Romanian tax may slash margins on spread deals
Traders with an interest in spread deals between Romania and Hungary would have to switch their focus to far curve contracts for chunky margins when a new cogeneration fee kicks in at the beginning of next month.
Romanian market players are expected to dig deeper into their pockets from 1 April when an estimated €4.40 (New Lei 18.50/MWh) cogeneration levy is slapped on top of the existing basket of taxes - currently hovering around €7/MWh - which participants have to pay when exporting electricity (see EDEM 9 March 2011).
ICIS Heren understands that the regulator is also looking to reduce the system fee by New Lei 10/MWh (€2.42/MWh). The watchdog is yet to confirm this tax.
Traders say that they would have to pay a grand total of €9/MWh on exported electricity with the new arrangements. Under these circumstances, spread deals on monthly and quarterly contracts would offer slim pickings, making the Romanian market less appealing than in the past.
For instance, the spread on the February front-month contract assessed on 4 January was €11.70/MWh, according to ICIS Heren data. Even after subtracting the average €7/MWh levy that acts as an export fee, the Romanian contract still traded at a €2.70/MWh discount to Hungary.
Three months on, the margin on the April Baseload cross-border spread contracted to an average €0.62/MWh, if the cogeneration tax is added.
Cal '12 spread widens...
In contrast, price differentials on the Calendar Year 2012 Baseload contract are substantially more appealing even when taking in consideration the new tax arrangements.
The Romanian Cal '12 traded at a €12.05/MWh discount to Hungary (€5.05/MWh if the €7/MWh tax is taken in consideration) on 4 January, according to ICIS Heren data.
That discount has now increased to €7.28/MWh, even taking into account the new €9/MWh fee.
Concerns over capacity shortages have boosted curve prices in Hungary during recent sessions (see EDEM 29 March 2011), including the likelihood of cogeneration plants closing and concerns over nuclear availability (see separate story).
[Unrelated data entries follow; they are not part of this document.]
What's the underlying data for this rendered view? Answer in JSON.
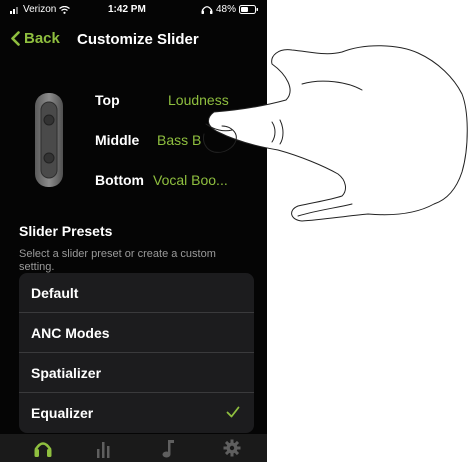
{
  "status_bar": {
    "carrier": "Verizon",
    "time": "1:42 PM",
    "battery": "48%"
  },
  "nav": {
    "back_label": "Back",
    "title": "Customize Slider"
  },
  "slider_rows": [
    {
      "label": "Top",
      "value": "Loudness"
    },
    {
      "label": "Middle",
      "value": "Bass B"
    },
    {
      "label": "Bottom",
      "value": "Vocal Boo..."
    }
  ],
  "presets_section": {
    "title": "Slider Presets",
    "description": "Select a slider preset or create a custom setting.",
    "items": [
      {
        "label": "Default",
        "selected": false
      },
      {
        "label": "ANC Modes",
        "selected": false
      },
      {
        "label": "Spatializer",
        "selected": false
      },
      {
        "label": "Equalizer",
        "selected": true
      }
    ]
  },
  "tab_bar": [
    "headphones-icon",
    "equalizer-bars-icon",
    "music-note-icon",
    "gear-icon"
  ],
  "colors": {
    "accent": "#8fbf3f",
    "background": "#050505",
    "card": "#1c1c1e"
  }
}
...but could come under pressure
On the other hand, sources report strong buying interest on the Hungarian Cal '12 Baseload contract, despite the launch of the 400MW gas-fired plant at Gönyü in western Hungary later this year.
Meanwhile, Romanian traders point to robust delivery prices on OPCOM, the local Day-ahead exchange. The average Day-ahead settlement for working days in February was €46.95/MWh, 12% higher this year than the same period a year ago. Despite rising temperatures month on month, the Day-ahead Baseload average in March was €46.87/MWh, 23% higher than the same period a year earlier.
"It is very likely that the high prices we see on Opcom at the moment will have a psychological effect on traders in the long term," a trader active on the Romanian market said. "If they see these prices they will factor them in for the longer-dated products," he added. AS
Other Related Stories